▶ **Exercise description**:
Below are some entries; set them all down exactly.

BEGIN Material for the task

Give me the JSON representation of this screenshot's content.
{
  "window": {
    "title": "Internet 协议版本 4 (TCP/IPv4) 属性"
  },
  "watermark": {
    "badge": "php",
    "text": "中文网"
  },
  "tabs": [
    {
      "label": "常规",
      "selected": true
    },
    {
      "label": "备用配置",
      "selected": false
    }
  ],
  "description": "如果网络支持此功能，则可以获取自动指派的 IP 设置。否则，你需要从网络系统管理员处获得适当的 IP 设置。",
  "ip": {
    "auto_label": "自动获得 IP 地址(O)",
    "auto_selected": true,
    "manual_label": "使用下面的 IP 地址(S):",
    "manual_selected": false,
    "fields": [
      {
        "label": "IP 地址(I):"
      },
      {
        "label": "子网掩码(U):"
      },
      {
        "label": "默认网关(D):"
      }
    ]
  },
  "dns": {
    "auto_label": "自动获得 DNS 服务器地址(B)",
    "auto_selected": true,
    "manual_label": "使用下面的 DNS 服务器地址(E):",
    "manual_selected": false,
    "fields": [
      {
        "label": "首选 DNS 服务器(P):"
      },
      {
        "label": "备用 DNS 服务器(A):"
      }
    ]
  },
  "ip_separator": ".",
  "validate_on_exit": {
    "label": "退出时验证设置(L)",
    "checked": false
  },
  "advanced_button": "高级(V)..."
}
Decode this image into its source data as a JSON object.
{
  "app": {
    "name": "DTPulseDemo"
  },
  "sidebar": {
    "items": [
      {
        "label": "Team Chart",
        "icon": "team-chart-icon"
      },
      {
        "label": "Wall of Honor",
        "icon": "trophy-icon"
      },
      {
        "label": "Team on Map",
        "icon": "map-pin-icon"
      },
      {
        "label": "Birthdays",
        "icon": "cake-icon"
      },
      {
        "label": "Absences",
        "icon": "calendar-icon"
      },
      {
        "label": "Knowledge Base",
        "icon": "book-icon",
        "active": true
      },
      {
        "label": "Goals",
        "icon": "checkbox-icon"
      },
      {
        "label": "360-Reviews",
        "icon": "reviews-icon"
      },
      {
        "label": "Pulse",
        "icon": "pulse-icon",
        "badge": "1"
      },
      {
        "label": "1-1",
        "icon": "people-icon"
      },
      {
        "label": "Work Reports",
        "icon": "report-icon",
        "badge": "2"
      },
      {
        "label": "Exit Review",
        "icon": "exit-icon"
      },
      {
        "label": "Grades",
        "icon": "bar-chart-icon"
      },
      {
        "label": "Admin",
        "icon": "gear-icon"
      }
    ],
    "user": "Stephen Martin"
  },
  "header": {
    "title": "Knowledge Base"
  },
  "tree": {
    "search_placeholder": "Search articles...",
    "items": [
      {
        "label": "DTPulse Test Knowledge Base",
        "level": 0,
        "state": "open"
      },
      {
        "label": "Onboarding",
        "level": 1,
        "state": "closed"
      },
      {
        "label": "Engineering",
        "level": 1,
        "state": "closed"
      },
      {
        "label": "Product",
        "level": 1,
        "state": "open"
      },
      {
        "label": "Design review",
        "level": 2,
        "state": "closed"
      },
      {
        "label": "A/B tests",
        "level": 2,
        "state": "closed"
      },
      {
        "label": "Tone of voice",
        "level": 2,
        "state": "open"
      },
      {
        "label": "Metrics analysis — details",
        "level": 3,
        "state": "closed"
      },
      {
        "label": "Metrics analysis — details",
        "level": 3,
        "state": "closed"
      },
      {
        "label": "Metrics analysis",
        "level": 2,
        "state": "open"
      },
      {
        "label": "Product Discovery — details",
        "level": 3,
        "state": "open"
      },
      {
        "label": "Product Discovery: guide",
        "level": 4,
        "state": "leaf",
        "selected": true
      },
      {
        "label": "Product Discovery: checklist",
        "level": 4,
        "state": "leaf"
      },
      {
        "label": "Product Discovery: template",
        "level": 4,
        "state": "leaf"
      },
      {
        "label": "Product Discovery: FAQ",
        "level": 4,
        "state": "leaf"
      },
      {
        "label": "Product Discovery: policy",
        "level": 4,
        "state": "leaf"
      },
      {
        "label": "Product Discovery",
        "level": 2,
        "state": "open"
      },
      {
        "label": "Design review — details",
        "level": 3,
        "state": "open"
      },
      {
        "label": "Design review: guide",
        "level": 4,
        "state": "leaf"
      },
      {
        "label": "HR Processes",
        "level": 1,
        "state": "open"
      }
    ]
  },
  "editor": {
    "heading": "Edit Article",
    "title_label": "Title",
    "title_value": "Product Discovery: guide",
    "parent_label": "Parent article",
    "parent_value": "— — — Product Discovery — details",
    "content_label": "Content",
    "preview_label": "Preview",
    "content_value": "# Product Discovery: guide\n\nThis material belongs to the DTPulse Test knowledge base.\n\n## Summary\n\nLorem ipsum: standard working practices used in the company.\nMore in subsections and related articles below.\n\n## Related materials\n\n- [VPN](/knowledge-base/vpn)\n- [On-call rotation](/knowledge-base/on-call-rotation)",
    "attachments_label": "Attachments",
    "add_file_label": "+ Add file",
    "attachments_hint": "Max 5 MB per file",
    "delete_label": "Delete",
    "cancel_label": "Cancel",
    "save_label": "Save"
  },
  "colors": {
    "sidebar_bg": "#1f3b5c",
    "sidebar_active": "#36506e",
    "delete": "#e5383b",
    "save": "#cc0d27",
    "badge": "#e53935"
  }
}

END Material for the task

▶ **Written reply**:
Give me the JSON representation of this screenshot's content.
{
  "window": {
    "title": "Internet 协议版本 4 (TCP/IPv4) 属性"
  },
  "watermark": {
    "badge": "php",
    "text": "中文网"
  },
  "tabs": [
    {
      "label": "常规",
      "selected": true
    },
    {
      "label": "备用配置",
      "selected": false
    }
  ],
  "description": "如果网络支持此功能，则可以获取自动指派的 IP 设置。否则，你需要从网络系统管理员处获得适当的 IP 设置。",
  "ip": {
    "auto_label": "自动获得 IP 地址(O)",
    "auto_selected": true,
    "manual_label": "使用下面的 IP 地址(S):",
    "manual_selected": false,
    "fields": [
      {
        "label": "IP 地址(I):"
      },
      {
        "label": "子网掩码(U):"
      },
      {
        "label": "默认网关(D):"
      }
    ]
  },
  "dns": {
    "auto_label": "自动获得 DNS 服务器地址(B)",
    "auto_selected": true,
    "manual_label": "使用下面的 DNS 服务器地址(E):",
    "manual_selected": false,
    "fields": [
      {
        "label": "首选 DNS 服务器(P):"
      },
      {
        "label": "备用 DNS 服务器(A):"
      }
    ]
  },
  "ip_separator": ".",
  "validate_on_exit": {
    "label": "退出时验证设置(L)",
    "checked": false
  },
  "advanced_button": "高级(V)..."
}
Decode this image into its source data as a JSON object.
{
  "app": {
    "name": "DTPulseDemo"
  },
  "sidebar": {
    "items": [
      {
        "label": "Team Chart",
        "icon": "team-chart-icon"
      },
      {
        "label": "Wall of Honor",
        "icon": "trophy-icon"
      },
      {
        "label": "Team on Map",
        "icon": "map-pin-icon"
      },
      {
        "label": "Birthdays",
        "icon": "cake-icon"
      },
      {
        "label": "Absences",
        "icon": "calendar-icon"
      },
      {
        "label": "Knowledge Base",
        "icon": "book-icon",
        "active": true
      },
      {
        "label": "Goals",
        "icon": "checkbox-icon"
      },
      {
        "label": "360-Reviews",
        "icon": "reviews-icon"
      },
      {
        "label": "Pulse",
        "icon": "pulse-icon",
        "badge": "1"
      },
      {
        "label": "1-1",
        "icon": "people-icon"
      },
      {
        "label": "Work Reports",
        "icon": "report-icon",
        "badge": "2"
      },
      {
        "label": "Exit Review",
        "icon": "exit-icon"
      },
      {
        "label": "Grades",
        "icon": "bar-chart-icon"
      },
      {
        "label": "Admin",
        "icon": "gear-icon"
      }
    ],
    "user": "Stephen Martin"
  },
  "header": {
    "title": "Knowledge Base"
  },
  "tree": {
    "search_placeholder": "Search articles...",
    "items": [
      {
        "label": "DTPulse Test Knowledge Base",
        "level": 0,
        "state": "open"
      },
      {
        "label": "Onboarding",
        "level": 1,
        "state": "closed"
      },
      {
        "label": "Engineering",
        "level": 1,
        "state": "closed"
      },
      {
        "label": "Product",
        "level": 1,
        "state": "open"
      },
      {
        "label": "Design review",
        "level": 2,
        "state": "closed"
      },
      {
        "label": "A/B tests",
        "level": 2,
        "state": "closed"
      },
      {
        "label": "Tone of voice",
        "level": 2,
        "state": "open"
      },
      {
        "label": "Metrics analysis — details",
        "level": 3,
        "state": "closed"
      },
      {
        "label": "Metrics analysis — details",
        "level": 3,
        "state": "closed"
      },
      {
        "label": "Metrics analysis",
        "level": 2,
        "state": "open"
      },
      {
        "label": "Product Discovery — details",
        "level": 3,
        "state": "open"
      },
      {
        "label": "Product Discovery: guide",
        "level": 4,
        "state": "leaf",
        "selected": true
      },
      {
        "label": "Product Discovery: checklist",
        "level": 4,
        "state": "leaf"
      },
      {
        "label": "Product Discovery: template",
        "level": 4,
        "state": "leaf"
      },
      {
        "label": "Product Discovery: FAQ",
        "level": 4,
        "state": "leaf"
      },
      {
        "label": "Product Discovery: policy",
        "level": 4,
        "state": "leaf"
      },
      {
        "label": "Product Discovery",
        "level": 2,
        "state": "open"
      },
      {
        "label": "Design review — details",
        "level": 3,
        "state": "open"
      },
      {
        "label": "Design review: guide",
        "level": 4,
        "state": "leaf"
      },
      {
        "label": "HR Processes",
        "level": 1,
        "state": "open"
      }
    ]
  },
  "editor": {
    "heading": "Edit Article",
    "title_label": "Title",
    "title_value": "Product Discovery: guide",
    "parent_label": "Parent article",
    "parent_value": "— — — Product Discovery — details",
    "content_label": "Content",
    "preview_label": "Preview",
    "content_value": "# Product Discovery: guide\n\nThis material belongs to the DTPulse Test knowledge base.\n\n## Summary\n\nLorem ipsum: standard working practices used in the company.\nMore in subsections and related articles below.\n\n## Related materials\n\n- [VPN](/knowledge-base/vpn)\n- [On-call rotation](/knowledge-base/on-call-rotation)",
    "attachments_label": "Attachments",
    "add_file_label": "+ Add file",
    "attachments_hint": "Max 5 MB per file",
    "delete_label": "Delete",
    "cancel_label": "Cancel",
    "save_label": "Save"
  },
  "colors": {
    "sidebar_bg": "#1f3b5c",
    "sidebar_active": "#36506e",
    "delete": "#e5383b",
    "save": "#cc0d27",
    "badge": "#e53935"
  }
}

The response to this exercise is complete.